Data supplied section start
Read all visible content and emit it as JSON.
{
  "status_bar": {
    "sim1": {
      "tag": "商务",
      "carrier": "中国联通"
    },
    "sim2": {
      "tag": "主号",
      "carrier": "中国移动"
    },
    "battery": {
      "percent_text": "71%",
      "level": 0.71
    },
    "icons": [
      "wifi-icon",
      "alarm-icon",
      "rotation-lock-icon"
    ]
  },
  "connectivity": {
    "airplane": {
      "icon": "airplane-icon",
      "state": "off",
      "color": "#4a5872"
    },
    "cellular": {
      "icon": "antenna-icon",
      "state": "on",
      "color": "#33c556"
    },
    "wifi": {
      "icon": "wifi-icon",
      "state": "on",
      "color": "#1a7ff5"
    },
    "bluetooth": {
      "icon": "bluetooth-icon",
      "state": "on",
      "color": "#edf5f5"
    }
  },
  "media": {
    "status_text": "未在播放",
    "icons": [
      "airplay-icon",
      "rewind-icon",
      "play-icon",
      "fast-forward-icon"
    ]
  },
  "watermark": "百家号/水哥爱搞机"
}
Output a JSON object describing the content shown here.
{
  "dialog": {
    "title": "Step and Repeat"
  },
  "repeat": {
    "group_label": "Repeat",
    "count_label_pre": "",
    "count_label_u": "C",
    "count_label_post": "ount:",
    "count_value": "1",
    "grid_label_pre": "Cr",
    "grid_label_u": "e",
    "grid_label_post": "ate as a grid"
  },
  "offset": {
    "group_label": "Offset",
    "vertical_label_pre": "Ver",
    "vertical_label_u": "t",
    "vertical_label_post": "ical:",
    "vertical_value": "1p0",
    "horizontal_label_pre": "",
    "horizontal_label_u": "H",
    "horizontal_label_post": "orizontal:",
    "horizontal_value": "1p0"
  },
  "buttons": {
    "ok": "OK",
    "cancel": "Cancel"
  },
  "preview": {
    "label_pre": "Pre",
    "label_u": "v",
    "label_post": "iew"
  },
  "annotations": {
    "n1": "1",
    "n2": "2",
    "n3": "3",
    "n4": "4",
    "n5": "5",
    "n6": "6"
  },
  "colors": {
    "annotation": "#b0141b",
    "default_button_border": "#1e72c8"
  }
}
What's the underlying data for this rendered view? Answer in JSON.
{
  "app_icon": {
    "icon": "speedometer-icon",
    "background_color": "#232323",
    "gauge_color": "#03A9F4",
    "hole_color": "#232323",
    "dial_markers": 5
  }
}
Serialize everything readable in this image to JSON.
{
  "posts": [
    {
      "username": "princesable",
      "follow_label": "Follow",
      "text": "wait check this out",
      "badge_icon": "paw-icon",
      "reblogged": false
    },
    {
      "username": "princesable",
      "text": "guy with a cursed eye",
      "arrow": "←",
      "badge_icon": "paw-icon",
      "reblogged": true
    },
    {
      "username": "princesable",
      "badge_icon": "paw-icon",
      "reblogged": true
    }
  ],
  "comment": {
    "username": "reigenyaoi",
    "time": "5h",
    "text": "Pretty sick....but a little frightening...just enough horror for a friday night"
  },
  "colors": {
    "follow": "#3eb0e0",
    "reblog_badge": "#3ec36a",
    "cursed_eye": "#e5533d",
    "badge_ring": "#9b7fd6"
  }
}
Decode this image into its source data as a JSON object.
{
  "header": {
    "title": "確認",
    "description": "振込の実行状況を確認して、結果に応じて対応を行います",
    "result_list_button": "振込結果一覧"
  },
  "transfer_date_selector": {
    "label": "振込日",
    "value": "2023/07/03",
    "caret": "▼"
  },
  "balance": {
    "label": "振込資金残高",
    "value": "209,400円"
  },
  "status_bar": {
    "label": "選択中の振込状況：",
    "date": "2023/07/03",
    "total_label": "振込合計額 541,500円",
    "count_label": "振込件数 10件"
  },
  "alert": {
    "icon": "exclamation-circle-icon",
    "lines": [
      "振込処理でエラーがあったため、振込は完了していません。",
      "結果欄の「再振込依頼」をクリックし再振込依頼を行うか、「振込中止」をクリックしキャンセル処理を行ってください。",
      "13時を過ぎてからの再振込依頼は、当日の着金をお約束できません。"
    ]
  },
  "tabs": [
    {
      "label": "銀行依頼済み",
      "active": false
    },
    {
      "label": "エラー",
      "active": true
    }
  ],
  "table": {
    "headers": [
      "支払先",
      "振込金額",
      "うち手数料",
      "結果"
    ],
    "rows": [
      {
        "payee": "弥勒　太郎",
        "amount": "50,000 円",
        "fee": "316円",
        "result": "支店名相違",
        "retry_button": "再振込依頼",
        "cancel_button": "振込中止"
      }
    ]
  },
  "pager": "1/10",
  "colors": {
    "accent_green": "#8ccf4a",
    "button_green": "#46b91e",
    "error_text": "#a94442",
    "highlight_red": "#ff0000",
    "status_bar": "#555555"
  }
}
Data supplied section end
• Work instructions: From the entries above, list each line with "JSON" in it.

• Your solution:
Read all visible content and emit it as JSON.
Output a JSON object describing the content shown here.
What's the underlying data for this rendered view? Answer in JSON.
Serialize everything readable in this image to JSON.
Decode this image into its source data as a JSON object.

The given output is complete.